The cinema shows which exhibited films to us in the odd-shaped vans belonged to the Government’s Information Services department, and we watched their films free of charge. But the popularity of their cinema shows encouraged private exhibitors to come to our villages and charge money for films they showed us. The best-known of these itinerant cinema exhibitors was a guy called “Ataa Joe”.
Ataa Joe didn’t have a sense of humour, and yet he showed films
that made us laugh and laugh. How do I know he didn’t have a sense of humour?
The trouble with him was that he showed very old films, which had been screened so many times by his rickety machinery that they kept “breaking” or spooling out of his old projector.
Whenever there was a mishap of that kind, people would shout irreverently: “OPERATOR EEEEEEEEI!” Others would whistle. Whilst trying to get the film back on track, Ataa Joe would give his hecklers as much grief as they sent his way. He had an earthy way of talking, and he would throw strong words in every direction from where he harsh words had been thrown at him.
Ataa Joe was the person who first introduced us to “blow-men” (strong pugilists0 like Buster Crabbe, Roy Rogers, Gene Autry and Randolph Scott.
He also showed some Charlie Chaplin and Buster Keaton and Al “Fuzzy” comedies. I think
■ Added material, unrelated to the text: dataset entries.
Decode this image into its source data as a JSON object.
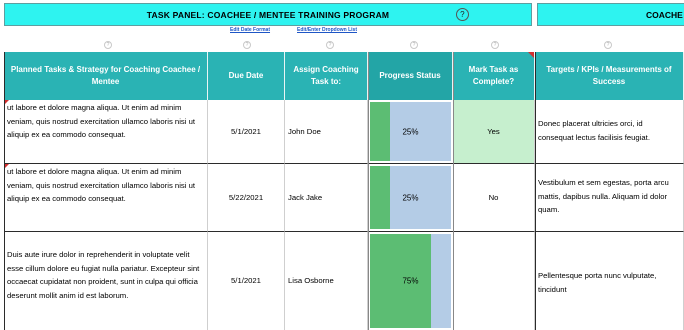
{
  "title": {
    "main": "TASK PANEL: COACHEE / MENTEE  TRAINING PROGRAM",
    "help_symbol": "?",
    "right": "COACHE"
  },
  "links": {
    "edit_date_format": "Edit Date Format",
    "edit_dropdown_list": "Edit/Enter Dropdown List"
  },
  "tiny_help_symbol": "?",
  "headers": {
    "tasks": "Planned Tasks & Strategy for Coaching Coachee / Mentee",
    "due_date": "Due Date",
    "assign": "Assign Coaching Task to:",
    "progress": "Progress Status",
    "complete": "Mark Task as Complete?",
    "targets": "Targets / KPIs / Measurements of Success"
  },
  "rows": [
    {
      "task": "ut labore et dolore magna aliqua. Ut enim ad minim veniam, quis nostrud exercitation ullamco laboris nisi ut aliquip ex ea commodo consequat.",
      "due_date": "5/1/2021",
      "assignee": "John Doe",
      "progress_label": "25%",
      "progress_value": 0.25,
      "complete": "Yes",
      "target": "Donec placerat ultricies orci, id consequat lectus facilisis feugiat."
    },
    {
      "task": "ut labore et dolore magna aliqua. Ut enim ad minim veniam, quis nostrud exercitation ullamco laboris nisi ut aliquip ex ea commodo consequat.",
      "due_date": "5/22/2021",
      "assignee": "Jack Jake",
      "progress_label": "25%",
      "progress_value": 0.25,
      "complete": "No",
      "target": "Vestibulum et sem egestas, porta arcu mattis, dapibus nulla. Aliquam id dolor quam."
    },
    {
      "task": "Duis aute irure dolor in reprehenderit in voluptate velit esse cillum dolore eu fugiat nulla pariatur. Excepteur sint occaecat cupidatat non proident, sunt in culpa qui officia deserunt mollit anim id est laborum.",
      "due_date": "5/1/2021",
      "assignee": "Lisa Osborne",
      "progress_label": "75%",
      "progress_value": 0.75,
      "complete": "",
      "target": "Pellentesque porta nunc vulputate, tincidunt"
    }
  ],
  "colors": {
    "title_bg": "#2ef3f0",
    "header_bg": "#2ab3b4",
    "progress_fill": "#5cbd73",
    "progress_track": "#b4cce6",
    "complete_yes_bg": "#c6efce",
    "link": "#1e56c6"
  }
}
he was also the first person through whom many of us got to know about the unbelievable feats of TARZAN OF THE APES.
Those Tarzan film were made so cleverly by Hollywood film-makers that although Africans were largely depicted as “savages” in many of them, we, an African audience, were usually on the side of Tarzan against the “people of the jungle.”
Tarzan’s incomparable charm, to many of us, lay in his ability, as a lone hero, to beat up whole hordes of people, single-handed; in the incredible agility that enabled him to jump from tree branch to tree branch, unseen by dangerous enemies looking for him on the ground, and his fondness for a little chimpanzee which kept yelling its head off.
The Twi with which Ataa Joe interpreted what Tarzan and the other heroes did on the screen was pretty awful, and yet because he liked talking, he would accompany entire films with commentary in rotten Twi. One day, someone shouted at him, “Ataa Joe, wonnte Twii na ka wano tom.!” [Ataa Joe, why don’t you shut your mouth, since you can’t speak Twi?]Ataa Joe wouldn’t let that pass, of course. His cheeky retort, made in rotten but perfectly comprehensible Twi, was “Maka na wonnte ase a, kone na tra ho!” [If I’ve said something and you don’t understand it, why don’t you go and defecate and sit by it?] Of course, such an ingenious retort produced much laughter.
Ataa Joe’s unwillingness to succumb to insult, of course, exposed him to even more ridicule.
N0w, his “cinema” was mounted on a very old pickup van, on which he had erected a tarpaulin roof. Its appearance alone was cause for laughter. But added to that it was a pronounced lack of speed.
It also smoked as if it was about to burn down and take our whole village with it! So whenever he set out on the road, after a cinema show, to go to the next village, children would troop behind it, shouting: “ATAA JOE SINI WABO DAM!” [Ataa Joe’s cinema truck has gone bonkers!]I cannot help admiring Ataa Joe in retrospect. For he had enormous pluck that enabled him to make money gladly, though suffering from great ridiculing, while he was at it.#

By Cameron Duodu

Show More
Back to top button